Although several student groups and members of NU’s administration met earlier this year to discuss the incidents and brainstorm how to avoid further problems, Cooke said she realizes discussion can only accomplish so much.

“You can always talk,” she said. “But sometimes you need a visual associated with it as well.”

Students will have another opportunity to “express themselves” Friday when the wall returns to Norris from 10 a.m. to 5 p.m. After this week, Cooke plans to discuss the project’s effectiveness with the group of students who helped.
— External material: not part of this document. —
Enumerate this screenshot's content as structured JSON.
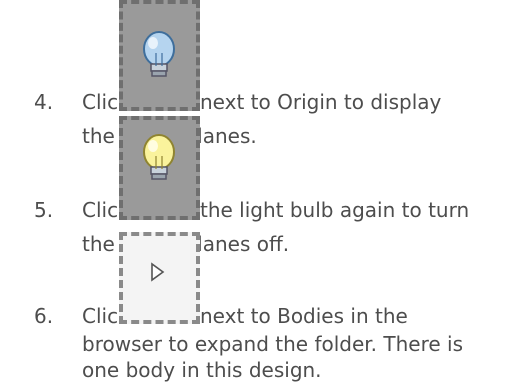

They are considering ideas to laminate the wall or display it at other campus locations, she said.

One student who contributed a brick, Communication junior Mitali Patel, said visibility helped spread the message that hate is not tolerated at NU.

“I hope it’s effective in that people can see how the campus is united against things like this,” Patel said.

Several cards had comments about affirmative action, such as one that read: “We did not get here because of affirmative action … we are just as smart as you are!”

Others addressed racial stereotyping, with comments such as: “I’m not the man. White people can be nice too,” and “Although I look Asian, don’t expect me to be cute, quiet, shy, polite and a pushover.”

After Cooke conceived of the graffiti wall, she contacted students who already had voiced outrage about the Winter Quarter incidents to help with the project.

One of the students Cooke contacted, Weinberg freshman Nelia Jain, said she thought it was “a great idea” to give students a creative outlet for their feelings.

“It’s also something you can do when passing by,” said Jain, political-action and outreach chairwoman for the South Asian Students Alliance. “Students have busy schedules, but this way a lot more people will be impacted by it.”